Hero Boy Who Rescued School Bus Says He Paid Attention Because His Parents Didn't Give Him Cellphone
He yelled at kids to stop filming and call for help.
Dillon Reeves doesn't know how to drive yet, but that didn't stop the Warren, Michigan teen from jumping into action to help in a dangerous situation. While other kids on his school bus were preoccupied with their devices, the 13-year-old, who doesn't have a phone yet, noticed something didn't seem right with the driver.
He ran to the front, where the driver was unconscious, took over the wheel, and steered the bus to safety.
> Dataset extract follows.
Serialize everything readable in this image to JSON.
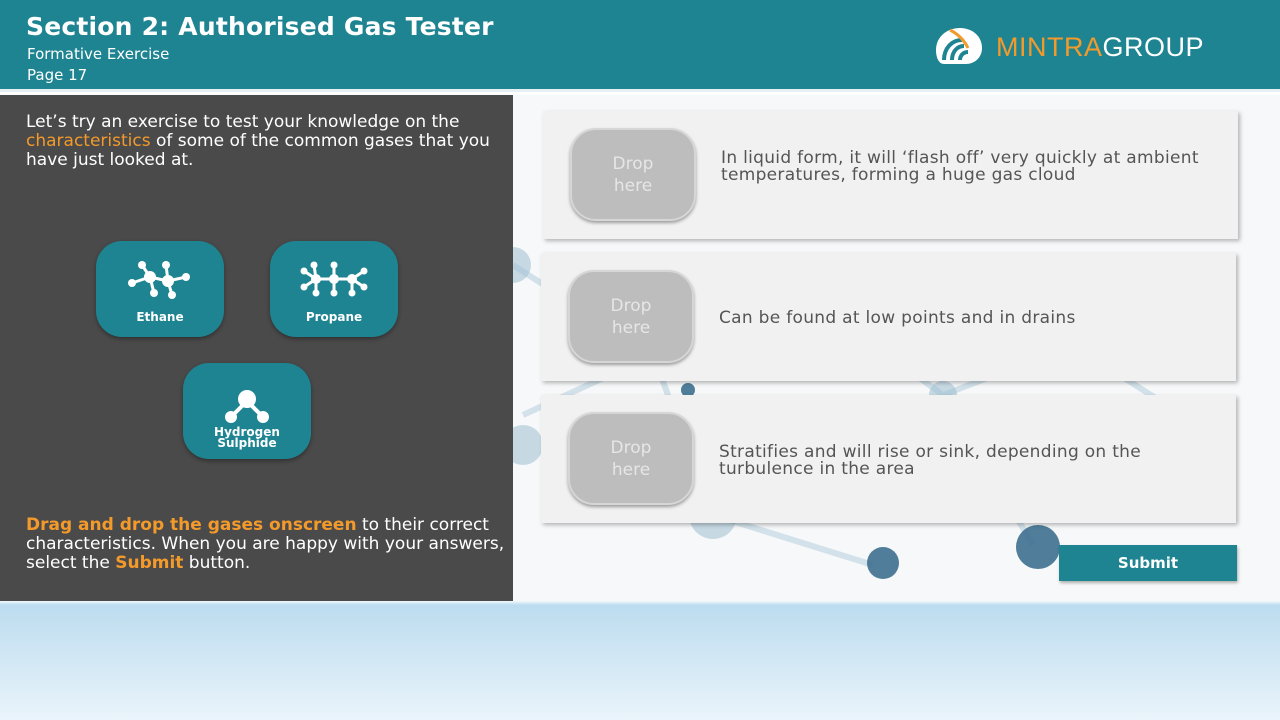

He's been honored as a hero for his brave efforts, and Warren Mayor James R. Fouts told PEOPLE, "It certainly would've been disastrous," if Reeves hadn't stepped in.
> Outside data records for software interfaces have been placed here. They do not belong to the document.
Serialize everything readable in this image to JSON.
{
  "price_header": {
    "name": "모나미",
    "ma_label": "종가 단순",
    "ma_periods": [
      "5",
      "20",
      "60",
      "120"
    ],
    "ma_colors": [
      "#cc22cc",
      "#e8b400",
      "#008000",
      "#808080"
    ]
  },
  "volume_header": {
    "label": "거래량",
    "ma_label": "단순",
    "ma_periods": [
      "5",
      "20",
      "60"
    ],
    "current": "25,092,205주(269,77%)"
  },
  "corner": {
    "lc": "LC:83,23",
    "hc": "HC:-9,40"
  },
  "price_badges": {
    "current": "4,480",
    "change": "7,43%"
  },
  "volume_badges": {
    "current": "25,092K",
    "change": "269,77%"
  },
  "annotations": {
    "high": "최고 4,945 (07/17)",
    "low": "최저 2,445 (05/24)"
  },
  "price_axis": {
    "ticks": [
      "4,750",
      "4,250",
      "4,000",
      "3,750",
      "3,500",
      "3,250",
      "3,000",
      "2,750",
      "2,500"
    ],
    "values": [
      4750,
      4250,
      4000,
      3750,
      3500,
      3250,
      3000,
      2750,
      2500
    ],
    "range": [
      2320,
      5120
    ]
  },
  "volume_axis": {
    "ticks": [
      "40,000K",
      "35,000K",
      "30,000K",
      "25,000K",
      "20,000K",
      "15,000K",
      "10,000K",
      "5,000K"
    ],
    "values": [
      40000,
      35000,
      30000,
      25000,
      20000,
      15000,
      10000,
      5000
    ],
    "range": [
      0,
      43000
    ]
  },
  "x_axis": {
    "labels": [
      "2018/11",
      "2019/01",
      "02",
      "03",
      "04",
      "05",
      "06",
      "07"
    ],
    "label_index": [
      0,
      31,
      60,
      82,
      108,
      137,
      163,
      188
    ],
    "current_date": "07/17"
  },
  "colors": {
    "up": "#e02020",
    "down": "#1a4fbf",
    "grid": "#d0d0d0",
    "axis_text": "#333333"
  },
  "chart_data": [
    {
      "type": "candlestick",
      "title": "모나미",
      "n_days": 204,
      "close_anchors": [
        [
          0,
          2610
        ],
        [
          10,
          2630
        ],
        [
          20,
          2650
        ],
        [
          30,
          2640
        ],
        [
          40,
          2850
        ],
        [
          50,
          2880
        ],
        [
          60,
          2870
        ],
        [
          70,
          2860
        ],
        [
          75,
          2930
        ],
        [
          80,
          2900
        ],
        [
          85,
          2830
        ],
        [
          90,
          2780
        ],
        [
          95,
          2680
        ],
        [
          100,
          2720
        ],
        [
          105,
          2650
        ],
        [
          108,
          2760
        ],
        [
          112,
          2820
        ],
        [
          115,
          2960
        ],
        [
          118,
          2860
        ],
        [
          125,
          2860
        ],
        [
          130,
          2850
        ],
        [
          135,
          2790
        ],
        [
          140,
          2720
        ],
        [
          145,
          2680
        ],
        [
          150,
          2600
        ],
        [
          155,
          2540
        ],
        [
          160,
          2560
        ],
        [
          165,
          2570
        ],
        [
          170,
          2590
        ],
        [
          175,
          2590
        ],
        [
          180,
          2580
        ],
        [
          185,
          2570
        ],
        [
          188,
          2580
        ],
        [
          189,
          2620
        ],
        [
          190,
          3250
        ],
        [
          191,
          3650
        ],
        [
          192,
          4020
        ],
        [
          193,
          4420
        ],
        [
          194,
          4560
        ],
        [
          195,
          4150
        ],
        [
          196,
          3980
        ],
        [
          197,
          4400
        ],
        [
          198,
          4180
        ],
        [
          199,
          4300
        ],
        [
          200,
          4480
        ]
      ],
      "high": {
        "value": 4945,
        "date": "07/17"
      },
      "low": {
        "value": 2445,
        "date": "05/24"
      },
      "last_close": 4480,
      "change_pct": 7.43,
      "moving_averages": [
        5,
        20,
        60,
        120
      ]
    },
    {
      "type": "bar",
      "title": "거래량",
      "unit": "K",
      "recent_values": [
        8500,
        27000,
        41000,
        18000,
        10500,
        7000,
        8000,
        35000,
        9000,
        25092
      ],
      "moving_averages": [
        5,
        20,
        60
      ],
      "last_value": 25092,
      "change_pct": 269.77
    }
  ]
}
Reeves was sitting in the fourth row of the bus chatting with a schoolmate when he looked out the window and saw the bus "swerving," he told PEOPLE. When he looked at the bus driver, her eyes were closed, and her head was hanging down.
"She didn't even have her hands on the steering wheel or the gas pedal," the teenager said. "It just didn't seem right."
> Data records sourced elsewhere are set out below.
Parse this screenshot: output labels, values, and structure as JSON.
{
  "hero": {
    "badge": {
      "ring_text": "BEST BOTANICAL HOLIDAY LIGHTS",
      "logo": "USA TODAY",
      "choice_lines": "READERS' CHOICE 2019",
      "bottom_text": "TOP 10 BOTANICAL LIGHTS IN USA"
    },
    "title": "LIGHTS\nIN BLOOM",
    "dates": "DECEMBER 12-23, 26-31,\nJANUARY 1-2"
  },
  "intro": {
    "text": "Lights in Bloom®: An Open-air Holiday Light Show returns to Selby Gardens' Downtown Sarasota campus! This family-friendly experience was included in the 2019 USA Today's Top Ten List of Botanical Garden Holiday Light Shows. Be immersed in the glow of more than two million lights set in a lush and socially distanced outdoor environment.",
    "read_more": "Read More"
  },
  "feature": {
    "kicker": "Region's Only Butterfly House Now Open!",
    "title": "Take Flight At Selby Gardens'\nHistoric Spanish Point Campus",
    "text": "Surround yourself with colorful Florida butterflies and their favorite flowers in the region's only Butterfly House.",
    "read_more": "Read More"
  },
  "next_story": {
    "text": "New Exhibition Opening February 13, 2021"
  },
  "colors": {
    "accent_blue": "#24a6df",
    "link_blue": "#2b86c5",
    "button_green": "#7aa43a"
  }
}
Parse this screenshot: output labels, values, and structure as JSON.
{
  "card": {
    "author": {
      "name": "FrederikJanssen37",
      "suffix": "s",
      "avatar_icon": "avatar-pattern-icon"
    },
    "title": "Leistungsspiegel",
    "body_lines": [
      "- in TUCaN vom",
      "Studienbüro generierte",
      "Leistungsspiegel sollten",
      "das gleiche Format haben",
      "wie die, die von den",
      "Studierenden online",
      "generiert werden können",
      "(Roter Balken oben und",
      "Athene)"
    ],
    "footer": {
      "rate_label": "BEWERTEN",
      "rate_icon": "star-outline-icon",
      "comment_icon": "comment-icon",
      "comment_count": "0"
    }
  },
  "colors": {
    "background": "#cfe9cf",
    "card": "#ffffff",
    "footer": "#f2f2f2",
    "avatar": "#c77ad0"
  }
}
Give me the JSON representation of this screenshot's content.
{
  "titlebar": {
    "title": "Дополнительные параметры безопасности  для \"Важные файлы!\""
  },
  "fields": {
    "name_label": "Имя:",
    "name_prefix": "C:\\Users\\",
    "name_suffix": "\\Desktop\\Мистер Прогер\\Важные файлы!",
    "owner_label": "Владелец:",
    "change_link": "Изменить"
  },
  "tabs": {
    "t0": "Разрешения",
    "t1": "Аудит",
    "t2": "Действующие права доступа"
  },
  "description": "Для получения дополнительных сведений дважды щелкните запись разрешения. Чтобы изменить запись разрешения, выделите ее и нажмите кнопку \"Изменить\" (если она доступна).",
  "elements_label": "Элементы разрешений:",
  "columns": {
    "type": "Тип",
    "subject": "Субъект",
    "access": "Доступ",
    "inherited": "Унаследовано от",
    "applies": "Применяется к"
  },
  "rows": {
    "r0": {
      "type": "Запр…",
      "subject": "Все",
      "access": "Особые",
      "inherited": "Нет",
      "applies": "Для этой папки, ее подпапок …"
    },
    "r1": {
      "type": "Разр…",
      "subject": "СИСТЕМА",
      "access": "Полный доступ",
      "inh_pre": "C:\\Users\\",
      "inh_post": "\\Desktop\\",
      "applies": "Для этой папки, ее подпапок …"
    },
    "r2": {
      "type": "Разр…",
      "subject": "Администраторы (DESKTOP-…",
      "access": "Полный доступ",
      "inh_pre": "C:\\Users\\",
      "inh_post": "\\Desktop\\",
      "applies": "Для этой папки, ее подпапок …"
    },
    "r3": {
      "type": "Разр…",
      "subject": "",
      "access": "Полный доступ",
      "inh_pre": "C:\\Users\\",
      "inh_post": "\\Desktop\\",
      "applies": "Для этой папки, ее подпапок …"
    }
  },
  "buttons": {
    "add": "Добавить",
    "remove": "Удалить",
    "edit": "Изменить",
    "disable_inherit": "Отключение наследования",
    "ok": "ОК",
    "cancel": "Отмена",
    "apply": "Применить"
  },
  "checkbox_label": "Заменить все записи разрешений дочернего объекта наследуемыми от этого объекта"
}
Reeves got up and ran to the driver. The bus was about to go over a curb and onto a lawn, so he grabbed the wheel and turned to avoid hitting a car at the intersection. He pumped the brakes and brought the bus, which was carrying 60 middle school kids, to a complete stop.
The scene was "chaotic," and other kids weren't helping because they were shooting the incident. "If you can film, you can call 911!" he recalled saying. "It frustrated me so bad," he added. "They just needed to be mature and do what's right."
Reeve's parents were called, and when his father, Steve, picked up the phone, a police officer said, "Your son is a hero." They raced to the scene, and his stepmother Ireta explained that she saw a fire truck, ambulance, and several police cars.
"I was shaking," says the 45-year-old community nurse. "I gave him a giant hug. I squeezed him so tight," she remembers. "The principal came up and was like, 'Do you know what he did?…. He stopped the bus from getting in an accident. He saved everybody!'"
The only experience Reeves has behind the wheel is driving a GoKarts, a golf cart, and a car in a parking lot, but he knew how to pump the brakes by paying attention to the driver.
According to his stepmother, he also likes watching YouTube videos of first responders rescuing people. "I think watching those videos was probably training for him," Ireta Reeves said.
Ireta Reeves has been in touch with the bus driver via text and said the driver wrote, "I'm so thankful Dillon was on the bus that day. His swift actions saved lives and property and he deserves all the attention for his bravery. He was asking a few months back about being a bus driver, how old did you have to be and if it was hard," the message continued.
"He thought he might want to be a bus driver one day. It's a great job. I love it. But I hope Dillon can see his potential to be so much more."
Reeves saved the lives of his classmates, and everyone is so appreciative. "We're very proud of him," his dad, Steve Reeves, said. "He has a very kind heart. He's always trying to help people out." Mayor Fouts wants others to be like Reeves. "We want to encourage young people: if you see something, not only say something, but do something. By acting quickly, he saved lives and I think forever changed his life."
Reeves is modest about his actions and said "all he did was stop the bus," but others know his efforts saved lives. The teen wants to be a first responder one day and a GoFundMe page has been set up for his future education. In the meantime, he has been accepted into the Warren Police Department's Junior Detective's program and wants people to "look out for each other." A separate GoFundMe account has been created for the bus driver.